**Your goal:**
In the entries, find all lines that hold the word "data" and copy them.

**Material to process:**
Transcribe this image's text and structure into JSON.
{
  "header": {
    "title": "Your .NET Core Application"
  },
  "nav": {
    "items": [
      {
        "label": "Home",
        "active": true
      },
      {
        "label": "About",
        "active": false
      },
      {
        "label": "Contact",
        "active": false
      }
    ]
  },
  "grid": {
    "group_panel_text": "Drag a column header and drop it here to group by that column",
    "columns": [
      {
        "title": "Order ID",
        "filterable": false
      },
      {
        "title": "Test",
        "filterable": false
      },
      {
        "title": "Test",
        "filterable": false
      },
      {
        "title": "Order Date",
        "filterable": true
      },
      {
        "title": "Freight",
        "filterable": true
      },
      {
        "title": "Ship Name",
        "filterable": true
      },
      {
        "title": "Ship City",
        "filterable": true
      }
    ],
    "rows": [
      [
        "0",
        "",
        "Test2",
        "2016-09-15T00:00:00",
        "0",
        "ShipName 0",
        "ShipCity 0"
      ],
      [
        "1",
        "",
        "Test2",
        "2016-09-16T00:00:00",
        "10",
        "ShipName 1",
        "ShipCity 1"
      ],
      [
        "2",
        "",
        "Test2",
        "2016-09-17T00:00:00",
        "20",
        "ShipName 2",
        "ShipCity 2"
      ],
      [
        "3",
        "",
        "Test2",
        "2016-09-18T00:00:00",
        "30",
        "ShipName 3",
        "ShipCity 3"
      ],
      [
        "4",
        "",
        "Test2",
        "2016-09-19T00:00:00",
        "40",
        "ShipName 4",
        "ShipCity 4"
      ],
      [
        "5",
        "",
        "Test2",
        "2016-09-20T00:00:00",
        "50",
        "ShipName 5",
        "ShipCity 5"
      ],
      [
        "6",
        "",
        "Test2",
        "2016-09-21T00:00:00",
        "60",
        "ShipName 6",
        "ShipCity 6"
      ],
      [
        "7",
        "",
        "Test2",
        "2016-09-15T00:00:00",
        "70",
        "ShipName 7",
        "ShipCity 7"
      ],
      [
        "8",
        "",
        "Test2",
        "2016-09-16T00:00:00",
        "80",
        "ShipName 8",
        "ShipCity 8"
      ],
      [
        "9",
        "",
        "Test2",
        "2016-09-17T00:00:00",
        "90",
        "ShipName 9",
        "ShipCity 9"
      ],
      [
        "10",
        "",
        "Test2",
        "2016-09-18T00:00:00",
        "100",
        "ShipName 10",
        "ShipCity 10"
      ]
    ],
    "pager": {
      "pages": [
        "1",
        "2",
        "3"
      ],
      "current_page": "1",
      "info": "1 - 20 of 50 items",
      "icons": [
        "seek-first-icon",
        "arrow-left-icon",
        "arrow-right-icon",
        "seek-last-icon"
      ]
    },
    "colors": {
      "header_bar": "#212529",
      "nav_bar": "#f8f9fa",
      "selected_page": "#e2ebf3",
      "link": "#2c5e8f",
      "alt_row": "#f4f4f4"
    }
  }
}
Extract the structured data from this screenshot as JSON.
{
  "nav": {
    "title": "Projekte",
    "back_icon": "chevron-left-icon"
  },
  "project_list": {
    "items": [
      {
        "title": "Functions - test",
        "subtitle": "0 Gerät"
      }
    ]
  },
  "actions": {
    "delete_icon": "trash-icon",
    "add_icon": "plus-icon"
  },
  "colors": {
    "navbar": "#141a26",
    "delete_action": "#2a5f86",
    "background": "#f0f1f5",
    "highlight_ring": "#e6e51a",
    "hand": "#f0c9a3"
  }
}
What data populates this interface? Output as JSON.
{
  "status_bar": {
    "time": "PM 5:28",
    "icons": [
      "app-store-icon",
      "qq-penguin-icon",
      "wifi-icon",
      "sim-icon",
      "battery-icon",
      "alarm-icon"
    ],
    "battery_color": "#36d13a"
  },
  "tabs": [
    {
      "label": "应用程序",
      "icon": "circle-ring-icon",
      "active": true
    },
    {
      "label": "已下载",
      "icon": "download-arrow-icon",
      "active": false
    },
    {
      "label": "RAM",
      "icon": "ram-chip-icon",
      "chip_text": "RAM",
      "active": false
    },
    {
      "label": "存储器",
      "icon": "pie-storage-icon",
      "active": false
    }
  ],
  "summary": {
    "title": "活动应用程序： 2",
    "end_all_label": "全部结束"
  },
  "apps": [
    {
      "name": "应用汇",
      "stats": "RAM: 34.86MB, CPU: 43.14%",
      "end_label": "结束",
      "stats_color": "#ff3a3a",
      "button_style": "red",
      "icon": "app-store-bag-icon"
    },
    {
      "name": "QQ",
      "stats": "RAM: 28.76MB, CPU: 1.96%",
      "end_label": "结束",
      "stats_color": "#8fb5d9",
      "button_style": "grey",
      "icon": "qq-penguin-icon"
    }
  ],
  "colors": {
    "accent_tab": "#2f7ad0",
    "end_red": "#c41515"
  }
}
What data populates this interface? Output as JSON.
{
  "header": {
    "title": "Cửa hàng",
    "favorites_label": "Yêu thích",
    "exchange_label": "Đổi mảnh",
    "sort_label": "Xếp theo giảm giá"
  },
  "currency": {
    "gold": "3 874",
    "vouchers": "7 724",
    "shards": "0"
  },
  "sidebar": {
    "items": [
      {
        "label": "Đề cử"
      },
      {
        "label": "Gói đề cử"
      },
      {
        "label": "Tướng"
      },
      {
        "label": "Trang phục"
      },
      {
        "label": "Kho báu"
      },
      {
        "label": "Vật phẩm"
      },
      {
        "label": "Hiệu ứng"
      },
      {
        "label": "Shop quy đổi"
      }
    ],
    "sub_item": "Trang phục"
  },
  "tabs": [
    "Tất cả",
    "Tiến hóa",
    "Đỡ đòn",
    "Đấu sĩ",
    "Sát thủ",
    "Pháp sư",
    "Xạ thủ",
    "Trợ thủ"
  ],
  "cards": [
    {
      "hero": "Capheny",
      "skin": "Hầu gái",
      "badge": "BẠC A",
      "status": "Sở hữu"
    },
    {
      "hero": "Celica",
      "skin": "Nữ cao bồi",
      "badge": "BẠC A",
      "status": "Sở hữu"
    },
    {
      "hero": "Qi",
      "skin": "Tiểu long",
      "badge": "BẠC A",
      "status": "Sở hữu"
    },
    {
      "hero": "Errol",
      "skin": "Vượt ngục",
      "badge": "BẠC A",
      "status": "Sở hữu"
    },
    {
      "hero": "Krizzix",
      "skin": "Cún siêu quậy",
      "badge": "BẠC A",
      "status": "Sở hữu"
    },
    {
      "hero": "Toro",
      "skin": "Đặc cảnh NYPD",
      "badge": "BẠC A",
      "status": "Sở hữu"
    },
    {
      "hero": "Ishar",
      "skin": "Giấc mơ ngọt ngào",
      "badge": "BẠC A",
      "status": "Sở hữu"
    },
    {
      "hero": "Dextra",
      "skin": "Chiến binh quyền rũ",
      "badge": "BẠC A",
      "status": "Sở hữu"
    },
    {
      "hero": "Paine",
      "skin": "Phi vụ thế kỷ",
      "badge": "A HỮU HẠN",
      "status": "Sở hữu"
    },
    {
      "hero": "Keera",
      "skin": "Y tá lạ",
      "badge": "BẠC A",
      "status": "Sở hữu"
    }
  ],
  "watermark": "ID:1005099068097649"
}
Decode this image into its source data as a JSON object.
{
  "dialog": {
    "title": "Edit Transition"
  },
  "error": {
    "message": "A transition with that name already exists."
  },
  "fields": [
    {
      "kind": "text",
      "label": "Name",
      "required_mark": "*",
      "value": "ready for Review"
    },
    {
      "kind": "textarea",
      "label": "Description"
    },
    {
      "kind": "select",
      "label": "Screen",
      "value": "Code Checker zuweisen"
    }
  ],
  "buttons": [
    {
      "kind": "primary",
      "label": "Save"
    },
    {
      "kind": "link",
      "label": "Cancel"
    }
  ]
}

**Your solution:**
Extract the structured data from this screenshot as JSON.
What data populates this interface? Output as JSON.
What data populates this interface? Output as JSON.
Decode this image into its source data as a JSON object.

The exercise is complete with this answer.